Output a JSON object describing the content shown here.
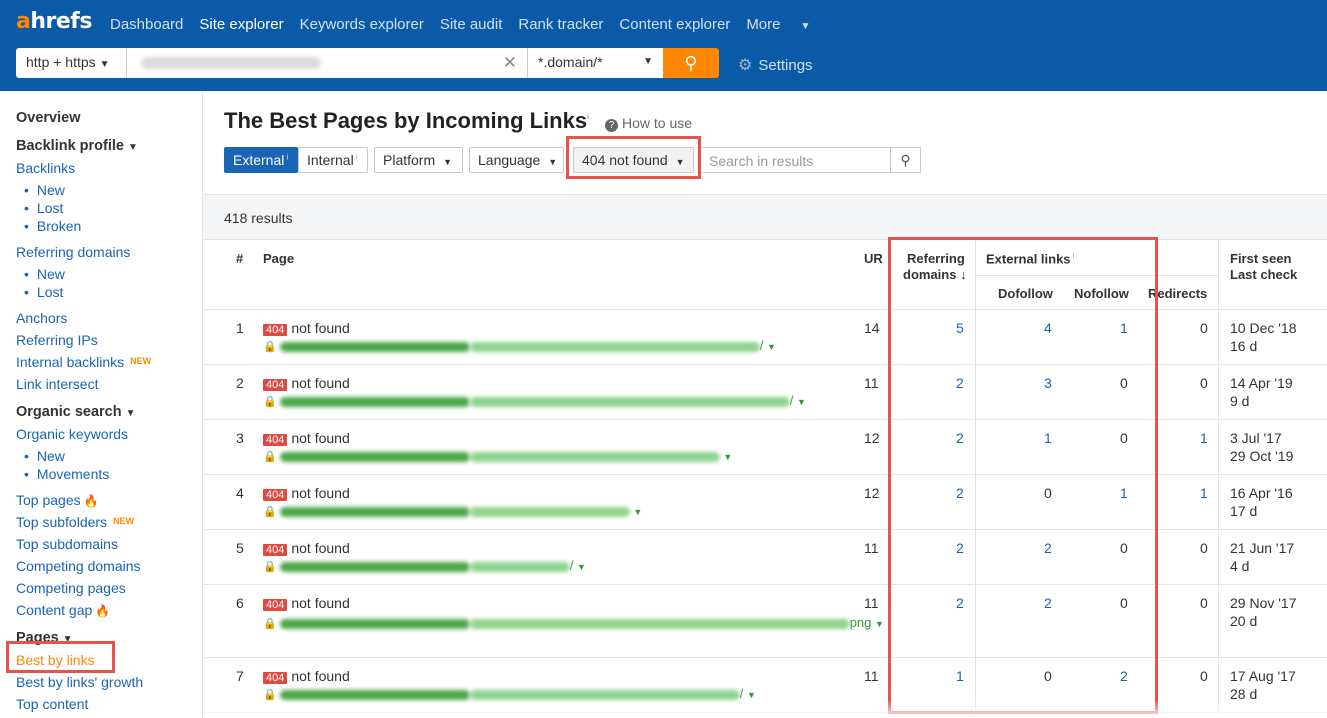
{
  "header": {
    "logo_first": "a",
    "logo_rest": "hrefs",
    "nav": [
      "Dashboard",
      "Site explorer",
      "Keywords explorer",
      "Site audit",
      "Rank tracker",
      "Content explorer",
      "More"
    ],
    "protocol": "http + https",
    "mode": "*.domain/*",
    "settings": "Settings"
  },
  "sidebar": {
    "overview": "Overview",
    "backlink_profile": "Backlink profile",
    "backlinks": "Backlinks",
    "bl_new": "New",
    "bl_lost": "Lost",
    "bl_broken": "Broken",
    "referring_domains": "Referring domains",
    "rd_new": "New",
    "rd_lost": "Lost",
    "anchors": "Anchors",
    "referring_ips": "Referring IPs",
    "internal_backlinks": "Internal backlinks",
    "new_badge": "NEW",
    "link_intersect": "Link intersect",
    "organic_search": "Organic search",
    "organic_keywords": "Organic keywords",
    "ok_new": "New",
    "ok_movements": "Movements",
    "top_pages": "Top pages",
    "top_subfolders": "Top subfolders",
    "top_subdomains": "Top subdomains",
    "competing_domains": "Competing domains",
    "competing_pages": "Competing pages",
    "content_gap": "Content gap",
    "pages": "Pages",
    "best_by_links": "Best by links",
    "best_by_links_growth": "Best by links' growth",
    "top_content": "Top content"
  },
  "main": {
    "title": "The Best Pages by Incoming Links",
    "how_to_use": "How to use",
    "filters": {
      "external": "External",
      "internal": "Internal",
      "platform": "Platform",
      "language": "Language",
      "status": "404 not found",
      "search_placeholder": "Search in results"
    },
    "results_count": "418 results",
    "columns": {
      "index": "#",
      "page": "Page",
      "ur": "UR",
      "referring": "Referring",
      "domains": "domains",
      "external_links": "External links",
      "dofollow": "Dofollow",
      "nofollow": "Nofollow",
      "redirects": "Redirects",
      "first_seen": "First seen",
      "last_check": "Last check"
    },
    "status_badge": "404",
    "status_text": "not found",
    "rows": [
      {
        "idx": "1",
        "ur": "14",
        "rd": "5",
        "dofollow": "4",
        "nofollow": "1",
        "redirects": "0",
        "first_seen": "10 Dec '18",
        "last_check": "16 d",
        "url_tail": "/"
      },
      {
        "idx": "2",
        "ur": "11",
        "rd": "2",
        "dofollow": "3",
        "nofollow": "0",
        "redirects": "0",
        "first_seen": "14 Apr '19",
        "last_check": "9 d",
        "url_tail": "/"
      },
      {
        "idx": "3",
        "ur": "12",
        "rd": "2",
        "dofollow": "1",
        "nofollow": "0",
        "redirects": "1",
        "first_seen": "3 Jul '17",
        "last_check": "29 Oct '19",
        "url_tail": ""
      },
      {
        "idx": "4",
        "ur": "12",
        "rd": "2",
        "dofollow": "0",
        "nofollow": "1",
        "redirects": "1",
        "first_seen": "16 Apr '16",
        "last_check": "17 d",
        "url_tail": ""
      },
      {
        "idx": "5",
        "ur": "11",
        "rd": "2",
        "dofollow": "2",
        "nofollow": "0",
        "redirects": "0",
        "first_seen": "21 Jun '17",
        "last_check": "4 d",
        "url_tail": "/"
      },
      {
        "idx": "6",
        "ur": "11",
        "rd": "2",
        "dofollow": "2",
        "nofollow": "0",
        "redirects": "0",
        "first_seen": "29 Nov '17",
        "last_check": "20 d",
        "url_tail": "png"
      },
      {
        "idx": "7",
        "ur": "11",
        "rd": "1",
        "dofollow": "0",
        "nofollow": "2",
        "redirects": "0",
        "first_seen": "17 Aug '17",
        "last_check": "28 d",
        "url_tail": "/"
      }
    ]
  },
  "colors": {
    "header_bg": "#0a5aa8",
    "accent": "#ff8800",
    "link": "#1a64b6",
    "highlight": "#e8524a",
    "badge_404": "#e04a42",
    "url_green": "#2a9b33"
  }
}
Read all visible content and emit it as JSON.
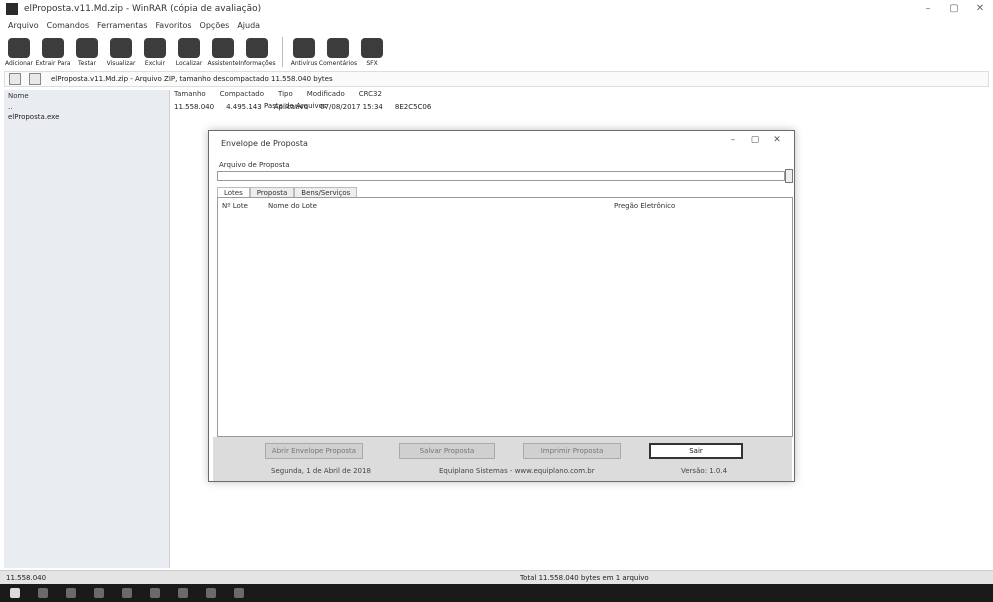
{
  "window": {
    "title": "elProposta.v11.Md.zip - WinRAR (cópia de avaliação)",
    "controls": [
      "–",
      "▢",
      "✕"
    ]
  },
  "menu": [
    "Arquivo",
    "Comandos",
    "Ferramentas",
    "Favoritos",
    "Opções",
    "Ajuda"
  ],
  "toolbar": [
    {
      "label": "Adicionar",
      "icon": "add-icon"
    },
    {
      "label": "Extrair Para",
      "icon": "extract-icon"
    },
    {
      "label": "Testar",
      "icon": "test-icon"
    },
    {
      "label": "Visualizar",
      "icon": "view-icon"
    },
    {
      "label": "Excluir",
      "icon": "delete-icon"
    },
    {
      "label": "Localizar",
      "icon": "find-icon"
    },
    {
      "label": "Assistente",
      "icon": "wizard-icon"
    },
    {
      "label": "Informações",
      "icon": "info-icon"
    },
    {
      "label": "Antivírus",
      "icon": "antivirus-icon"
    },
    {
      "label": "Comentários",
      "icon": "comment-icon"
    },
    {
      "label": "SFX",
      "icon": "sfx-icon"
    }
  ],
  "address": {
    "path": "elProposta.v11.Md.zip - Arquivo ZIP, tamanho descompactado 11.558.040 bytes"
  },
  "left_panel": {
    "header": "Nome",
    "items": [
      "..",
      "elProposta.exe"
    ]
  },
  "file_list": {
    "columns": [
      "Tamanho",
      "Compactado",
      "Tipo",
      "Modificado",
      "CRC32"
    ],
    "rows": [
      {
        "size": "11.558.040",
        "packed": "4.495.143",
        "type": "Aplicativo",
        "modified": "07/08/2017 15:34",
        "crc": "8E2C5C06"
      }
    ],
    "folder_row": {
      "type": "Pasta de Arquivos"
    }
  },
  "dialog": {
    "title": "Envelope de Proposta",
    "input_label": "Arquivo de Proposta",
    "input_value": "",
    "tabs": [
      "Lotes",
      "Proposta",
      "Bens/Serviços"
    ],
    "list_columns": [
      "Nº Lote",
      "Nome do Lote",
      "Pregão Eletrônico"
    ],
    "buttons": {
      "open": "Abrir Envelope Proposta",
      "save": "Salvar Proposta",
      "print": "Imprimir Proposta",
      "exit": "Sair"
    },
    "footer": {
      "date": "Segunda, 1 de Abril de 2018",
      "company": "Equiplano Sistemas - www.equiplano.com.br",
      "version": "Versão: 1.0.4"
    }
  },
  "status": {
    "left": "11.558.040",
    "center": "Total 11.558.040 bytes em 1 arquivo"
  }
}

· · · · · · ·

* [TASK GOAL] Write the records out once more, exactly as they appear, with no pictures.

* [OUTPUT OF THE EXERCISE]
Output a JSON object describing the content shown here.
{
  "header": {
    "logo_first": "a",
    "logo_rest": "hrefs",
    "nav": [
      "Dashboard",
      "Site explorer",
      "Keywords explorer",
      "Site audit",
      "Rank tracker",
      "Content explorer",
      "More"
    ],
    "protocol": "http + https",
    "mode": "*.domain/*",
    "settings": "Settings"
  },
  "sidebar": {
    "overview": "Overview",
    "backlink_profile": "Backlink profile",
    "backlinks": "Backlinks",
    "bl_new": "New",
    "bl_lost": "Lost",
    "bl_broken": "Broken",
    "referring_domains": "Referring domains",
    "rd_new": "New",
    "rd_lost": "Lost",
    "anchors": "Anchors",
    "referring_ips": "Referring IPs",
    "internal_backlinks": "Internal backlinks",
    "new_badge": "NEW",
    "link_intersect": "Link intersect",
    "organic_search": "Organic search",
    "organic_keywords": "Organic keywords",
    "ok_new": "New",
    "ok_movements": "Movements",
    "top_pages": "Top pages",
    "top_subfolders": "Top subfolders",
    "top_subdomains": "Top subdomains",
    "competing_domains": "Competing domains",
    "competing_pages": "Competing pages",
    "content_gap": "Content gap",
    "pages": "Pages",
    "best_by_links": "Best by links",
    "best_by_links_growth": "Best by links' growth",
    "top_content": "Top content"
  },
  "main": {
    "title": "The Best Pages by Incoming Links",
    "how_to_use": "How to use",
    "filters": {
      "external": "External",
      "internal": "Internal",
      "platform": "Platform",
      "language": "Language",
      "status": "404 not found",
      "search_placeholder": "Search in results"
    },
    "results_count": "418 results",
    "columns": {
      "index": "#",
      "page": "Page",
      "ur": "UR",
      "referring": "Referring",
      "domains": "domains",
      "external_links": "External links",
      "dofollow": "Dofollow",
      "nofollow": "Nofollow",
      "redirects": "Redirects",
      "first_seen": "First seen",
      "last_check": "Last check"
    },
    "status_badge": "404",
    "status_text": "not found",
    "rows": [
      {
        "idx": "1",
        "ur": "14",
        "rd": "5",
        "dofollow": "4",
        "nofollow": "1",
        "redirects": "0",
        "first_seen": "10 Dec '18",
        "last_check": "16 d",
        "url_tail": "/"
      },
      {
        "idx": "2",
        "ur": "11",
        "rd": "2",
        "dofollow": "3",
        "nofollow": "0",
        "redirects": "0",
        "first_seen": "14 Apr '19",
        "last_check": "9 d",
        "url_tail": "/"
      },
      {
        "idx": "3",
        "ur": "12",
        "rd": "2",
        "dofollow": "1",
        "nofollow": "0",
        "redirects": "1",
        "first_seen": "3 Jul '17",
        "last_check": "29 Oct '19",
        "url_tail": ""
      },
      {
        "idx": "4",
        "ur": "12",
        "rd": "2",
        "dofollow": "0",
        "nofollow": "1",
        "redirects": "1",
        "first_seen": "16 Apr '16",
        "last_check": "17 d",
        "url_tail": ""
      },
      {
        "idx": "5",
        "ur": "11",
        "rd": "2",
        "dofollow": "2",
        "nofollow": "0",
        "redirects": "0",
        "first_seen": "21 Jun '17",
        "last_check": "4 d",
        "url_tail": "/"
      },
      {
        "idx": "6",
        "ur": "11",
        "rd": "2",
        "dofollow": "2",
        "nofollow": "0",
        "redirects": "0",
        "first_seen": "29 Nov '17",
        "last_check": "20 d",
        "url_tail": "png"
      },
      {
        "idx": "7",
        "ur": "11",
        "rd": "1",
        "dofollow": "0",
        "nofollow": "2",
        "redirects": "0",
        "first_seen": "17 Aug '17",
        "last_check": "28 d",
        "url_tail": "/"
      }
    ]
  },
  "colors": {
    "header_bg": "#0a5aa8",
    "accent": "#ff8800",
    "link": "#1a64b6",
    "highlight": "#e8524a",
    "badge_404": "#e04a42",
    "url_green": "#2a9b33"
  }
}
Read all visible content and emit it as JSON.
{
  "window": {
    "title": "elProposta.v11.Md.zip - WinRAR (cópia de avaliação)",
    "controls": [
      "–",
      "▢",
      "✕"
    ]
  },
  "menu": [
    "Arquivo",
    "Comandos",
    "Ferramentas",
    "Favoritos",
    "Opções",
    "Ajuda"
  ],
  "toolbar": [
    {
      "label": "Adicionar",
      "icon": "add-icon"
    },
    {
      "label": "Extrair Para",
      "icon": "extract-icon"
    },
    {
      "label": "Testar",
      "icon": "test-icon"
    },
    {
      "label": "Visualizar",
      "icon": "view-icon"
    },
    {
      "label": "Excluir",
      "icon": "delete-icon"
    },
    {
      "label": "Localizar",
      "icon": "find-icon"
    },
    {
      "label": "Assistente",
      "icon": "wizard-icon"
    },
    {
      "label": "Informações",
      "icon": "info-icon"
    },
    {
      "label": "Antivírus",
      "icon": "antivirus-icon"
    },
    {
      "label": "Comentários",
      "icon": "comment-icon"
    },
    {
      "label": "SFX",
      "icon": "sfx-icon"
    }
  ],
  "address": {
    "path": "elProposta.v11.Md.zip - Arquivo ZIP, tamanho descompactado 11.558.040 bytes"
  },
  "left_panel": {
    "header": "Nome",
    "items": [
      "..",
      "elProposta.exe"
    ]
  },
  "file_list": {
    "columns": [
      "Tamanho",
      "Compactado",
      "Tipo",
      "Modificado",
      "CRC32"
    ],
    "rows": [
      {
        "size": "11.558.040",
        "packed": "4.495.143",
        "type": "Aplicativo",
        "modified": "07/08/2017 15:34",
        "crc": "8E2C5C06"
      }
    ],
    "folder_row": {
      "type": "Pasta de Arquivos"
    }
  },
  "dialog": {
    "title": "Envelope de Proposta",
    "input_label": "Arquivo de Proposta",
    "input_value": "",
    "tabs": [
      "Lotes",
      "Proposta",
      "Bens/Serviços"
    ],
    "list_columns": [
      "Nº Lote",
      "Nome do Lote",
      "Pregão Eletrônico"
    ],
    "buttons": {
      "open": "Abrir Envelope Proposta",
      "save": "Salvar Proposta",
      "print": "Imprimir Proposta",
      "exit": "Sair"
    },
    "footer": {
      "date": "Segunda, 1 de Abril de 2018",
      "company": "Equiplano Sistemas - www.equiplano.com.br",
      "version": "Versão: 1.0.4"
    }
  },
  "status": {
    "left": "11.558.040",
    "center": "Total 11.558.040 bytes em 1 arquivo"
  }
}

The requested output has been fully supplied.